The biggest issue in the campaign against Sen. Susan Collins may be her vote to confirm Brett Kavanaugh to the U.S. Supreme Court.
An increasingly conservative Supreme Court could reverse the Roe v. Wade abortion decision. Opponents of the Kavanaugh appointment believe he would vote to overturn Roe, ending federal protection of a woman’s right to choose.
Recently, the Bangor Daily News reprinted an earlier report about Collins’ decision not to oppose Kavanaugh’s confirmation. This second look reveals the importance of the issue in this year’s Senate campaign.
“After Senator Collins cast the deciding vote to confirm Supreme Court Justice Kavanaugh, her vote has remained fixed in Vacationland’s collective consciousness,” the Christian Science Monitor has reported.
NARAL, the leading pro-choice group, focused on “the definitive nature” of Collins’ “deciding vote on Kavanaugh’s confirmation.”
Collins might have reasonably opposed the nominee as unsuitable for a seat on the Court, based on his undisciplined outburst at his confirmation hearing, but she approved him. She said she was reassured by his recognition that Roe v. Wade was “settled” law.

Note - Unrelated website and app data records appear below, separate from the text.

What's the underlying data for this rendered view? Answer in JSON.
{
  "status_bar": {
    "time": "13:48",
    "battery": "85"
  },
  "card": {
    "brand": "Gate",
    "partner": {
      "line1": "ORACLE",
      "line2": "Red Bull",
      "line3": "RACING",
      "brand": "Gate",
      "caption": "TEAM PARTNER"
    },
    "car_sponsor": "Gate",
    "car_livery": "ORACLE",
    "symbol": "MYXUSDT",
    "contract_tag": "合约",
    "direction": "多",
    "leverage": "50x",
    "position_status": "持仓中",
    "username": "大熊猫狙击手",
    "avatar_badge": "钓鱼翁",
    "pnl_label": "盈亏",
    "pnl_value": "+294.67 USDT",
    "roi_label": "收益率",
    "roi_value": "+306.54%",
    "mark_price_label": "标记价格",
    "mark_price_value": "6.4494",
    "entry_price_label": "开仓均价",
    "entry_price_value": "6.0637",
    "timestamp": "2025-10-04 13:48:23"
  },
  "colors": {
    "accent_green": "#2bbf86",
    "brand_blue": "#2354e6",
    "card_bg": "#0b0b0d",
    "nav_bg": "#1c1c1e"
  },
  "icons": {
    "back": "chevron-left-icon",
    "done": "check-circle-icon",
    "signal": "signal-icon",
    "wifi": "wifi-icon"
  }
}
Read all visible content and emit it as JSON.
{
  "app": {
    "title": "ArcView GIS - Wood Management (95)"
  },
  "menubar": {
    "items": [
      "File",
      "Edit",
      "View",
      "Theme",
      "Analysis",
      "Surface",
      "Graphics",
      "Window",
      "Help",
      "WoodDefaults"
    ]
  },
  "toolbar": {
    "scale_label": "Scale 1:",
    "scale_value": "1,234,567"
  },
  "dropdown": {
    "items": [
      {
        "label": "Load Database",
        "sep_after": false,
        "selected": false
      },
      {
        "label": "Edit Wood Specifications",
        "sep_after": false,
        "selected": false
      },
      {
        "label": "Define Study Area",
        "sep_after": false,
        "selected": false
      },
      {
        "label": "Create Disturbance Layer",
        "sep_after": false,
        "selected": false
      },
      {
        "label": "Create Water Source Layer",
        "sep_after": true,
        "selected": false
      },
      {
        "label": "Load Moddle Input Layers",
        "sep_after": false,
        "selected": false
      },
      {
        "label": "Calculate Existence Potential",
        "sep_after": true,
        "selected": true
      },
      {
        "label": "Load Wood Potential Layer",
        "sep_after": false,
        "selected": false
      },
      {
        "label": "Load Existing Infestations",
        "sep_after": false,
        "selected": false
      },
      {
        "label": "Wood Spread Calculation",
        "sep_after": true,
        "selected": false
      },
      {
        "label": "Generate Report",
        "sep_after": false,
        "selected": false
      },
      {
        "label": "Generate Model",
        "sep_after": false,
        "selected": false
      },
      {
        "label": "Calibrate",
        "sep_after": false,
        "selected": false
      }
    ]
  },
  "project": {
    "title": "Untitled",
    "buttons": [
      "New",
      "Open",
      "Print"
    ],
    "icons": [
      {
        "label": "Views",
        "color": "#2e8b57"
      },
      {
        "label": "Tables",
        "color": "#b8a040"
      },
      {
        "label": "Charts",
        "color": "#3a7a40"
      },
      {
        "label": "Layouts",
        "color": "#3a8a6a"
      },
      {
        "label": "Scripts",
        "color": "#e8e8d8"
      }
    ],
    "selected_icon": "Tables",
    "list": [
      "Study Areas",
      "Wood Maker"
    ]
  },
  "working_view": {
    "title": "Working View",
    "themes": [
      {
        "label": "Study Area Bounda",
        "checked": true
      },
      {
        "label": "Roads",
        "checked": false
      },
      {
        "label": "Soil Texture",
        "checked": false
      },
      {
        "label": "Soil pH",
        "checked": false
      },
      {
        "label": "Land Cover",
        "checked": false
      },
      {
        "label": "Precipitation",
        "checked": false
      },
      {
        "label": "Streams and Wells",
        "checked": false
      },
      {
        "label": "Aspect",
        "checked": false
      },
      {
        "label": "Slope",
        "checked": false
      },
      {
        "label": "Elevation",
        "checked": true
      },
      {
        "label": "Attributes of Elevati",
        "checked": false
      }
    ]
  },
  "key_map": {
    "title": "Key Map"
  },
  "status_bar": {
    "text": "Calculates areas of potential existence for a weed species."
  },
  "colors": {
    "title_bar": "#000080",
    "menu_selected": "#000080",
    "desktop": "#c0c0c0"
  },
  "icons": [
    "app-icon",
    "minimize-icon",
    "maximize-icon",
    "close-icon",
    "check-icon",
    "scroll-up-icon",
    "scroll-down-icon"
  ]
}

Pro-choice voters are gravely disappointed by Collins, who had a generally favorable record on abortion-related issues, for seeming to abandon her past views to support President Trump’s conservative nominee.
But her opponents are not correct when they say Collins cast the deciding or decisive vote to confirm Kavanaugh. That may have been the chosen role of another senator. Here’s the story.
Of the 100 senators, there were 51 Republicans, 47 Democrats and two independents who vote with the Democrats. One of the independents is Maine’s Angus King.
Before Collins announced her position, 97 senators had announced their choice. The count was 49-48 in favor of confirmation.
GOP Sen. Lisa Murkowski of Alaska, having just decided, then announced she would vote against the nomination. At that point, the vote was 49-49 on the nomination.
Only Collins and Democratic Sen. Joe Manchin of West Virginia had not yet announced their votes.
After a lengthy explanation, Collins revealed she would vote to confirm. The vote stood at 50-49 in favor.
Minutes later, Manchin announced he, too, would vote for Kavanaugh, effectively canceling the effects of Murkowski’s move. Kavanaugh was confirmed.
(In effect, the vote was 51-49 for confirmation. In fact, the final vote was 50-48. Murkowski withheld her vote as a courtesy to a fellow Republican favoring confirmation, who was unable to be present.)
If Collins had opposed Kavanaugh, the vote would have stood at 49-50 against. If Manchin had then joined her, the matter would have been settled at 49-51, and Manchin would have blocked Kavanaugh.
If Manchin had voted to confirm with Collins opposed, the vote would have been 50-50. Under the Constitution, Vice President Mike Pence would have broken the tie to confirm Kavanaugh.
To believe that Collins would cast the deciding vote, you have to believe that Manchin would follow her lead. He didn’t. Even if Collins knew how he intended to vote, she could not have blocked confirmation; especially when he chose to vote last.
Manchin was facing a tough re-election in what has become one of the most Republican states. He was one of only three Democrats who had voted for Neil Gorsuch, Trump’s earlier Supreme Court nominee and equally a concern on abortion, as had Collins.
If he had voted with the Democrats against Kavanaugh, he would have also assured the confirmation, by leaving it to Pence. The GOP would get its judge, but he would not have cast the decisive vote. His vote for confirmation produced the same result but got him more attention back home.
If there was a senator who cast the deciding vote on Kavanaugh, it was Joe Manchin.
Here’s an historic parallel. In the 1868 Senate trial of President Andrew Johnson, the Republicans failed to convict him by a single vote. Seven Republicans voted to acquit. Any one of them might have been decisive, but the only one who history counts as decisive is the one who voted last.
Democrat Manchin’s tactic paid off, and he was narrowly re-elected in his overwhelmingly GOP state. Collins remains vulnerable in Maine for her vote.
On March 4, the Supreme Court will hear a case about a Louisiana law that would effectively outlaw abortions in that state. If Kavanaugh hints at an anti-abortion position at that hearing or in the Court decision, expected by the end of June, he could damage Collins’ credibility.
If the Court dodges the issue on technical grounds, it might seem to be avoiding it in an election year. If it firmly rejects the Louisiana law with Kavanaugh’s vote, Collins could get a boost.
Although Collins did not, in fact, cast the decisive vote on Kavanaugh, he could cast a decisive vote affecting her.